She had a yoga teachers’ training class scheduled at a dance studio in Hartsdale, New York state, near her home. “It was snowing, no student showed up,” she said.
The dance instructors asked if she knew how to dance, and she said she wanted to learn the tango before she died. “They said, ‘Why don’t you start tonight?’” So she did and has not stopped since.
She performed to a standing ovation on US television series America’s Got Talent in 2015 with the partner with Vard Margaryan. “I have been having so much fun,” she says, beaming. “I have won 758 first places in ballroom dancing since then.”
Her world still revolves around yoga, which has put her on the world stage, including with the Dalai Lama for a world peace summit in 2011. A year ago, she attended International Day of Yoga at the United Nations.
This year, she was a cover model for Athleta Activewear; attended a world government summit in Dubai. She also received an award from Singapore for her inspiration.
She walked the red carpet in Hollywood after appearing in the documentary If You’re Not in the Obit, Eat Breakfast with Tony Bennett, Betty White and other stars in their 90s who are still going strong.
She teaches at retreats from the Bahamas to Slovenia and still holds five to seven classes each week for her loyal students in New York. And she accepts invitations for workshops such as this one from Pure Yoga in Hong Kong.
Wherever she may be, she holds herself up as a shining example of what is possible and inspires those she meets to reach their highest potential, regardless of age. “Use me as a page in your book of life,” she says.
“The dance of life is inside of me.”
Her eyes twinkle as she summed up her life’s wisdom: “The dance of life is inside of me. In my mind, I move my body. Both come together. When you believe in something, go and do it. Don’t spend your time on useless thoughts and say, ‘I’ll do it tomorrow’. Tomorrow never comes.
“One minute after midnight, it’s already today. Don’t procrastinate. Know that within you is the possibility for you to do anything.”
She adds: When you get up in the morning, don’t just sit there. Go see the birds and see how beautiful they are. Do a little yoga – and learn to do it with the proper breath, that’s more than anything. This is the secret of life.”

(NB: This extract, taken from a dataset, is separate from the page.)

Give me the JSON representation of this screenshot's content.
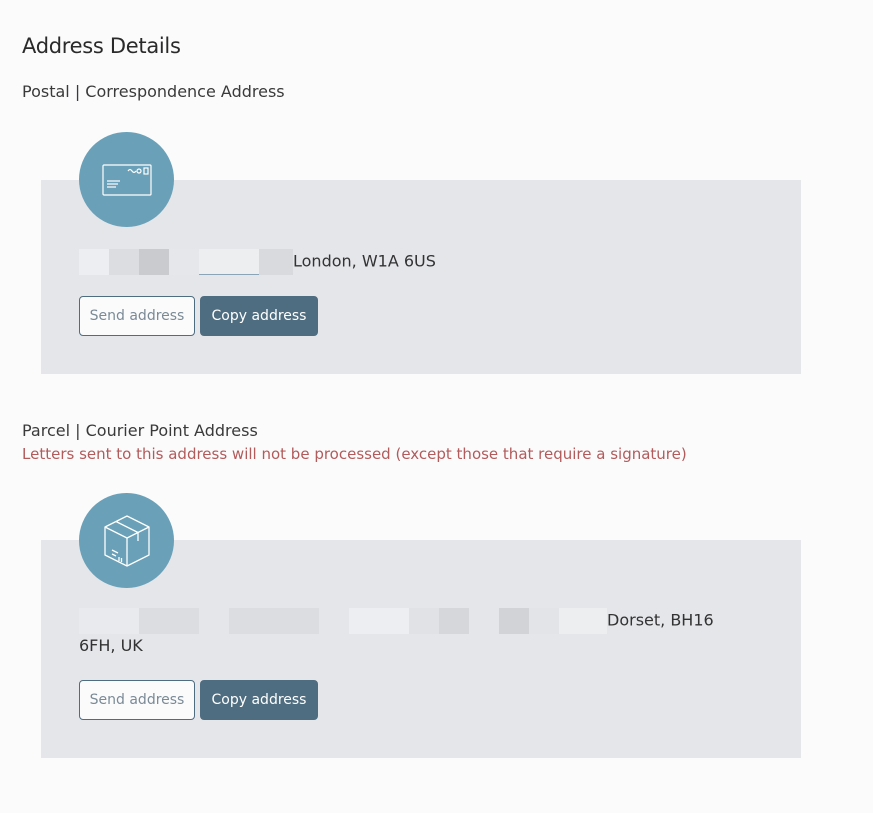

Eight Life Tips from a Master
Never put more on your plate than you can eat. You can always add more if you’re still hungry.
I don’t eat anything that lived. I love animals. Anything that’s killed, I can’t eat. I don’t eat anything much except fruit.
On waking up
Know when you get up there’s nothing you can’t do. Do what you believe in.
When you wake up in the morning, don’t put into your mind all the problems. Say, ‘This is going to be the best day of my life.’
Be happy. This is what keeps me alive.
In my heart, I’m still in my 20s. I have no intention of ever growing up.
Whatever you put in your mind, it materialises. When it materialises, the whole universe opens up for you.
Tune in to your inner self. I don’t pray to something out in space. I pray to that which is beating within me. The lord of creation is right inside of me, and when he’s there, there’s nothing you can’t do.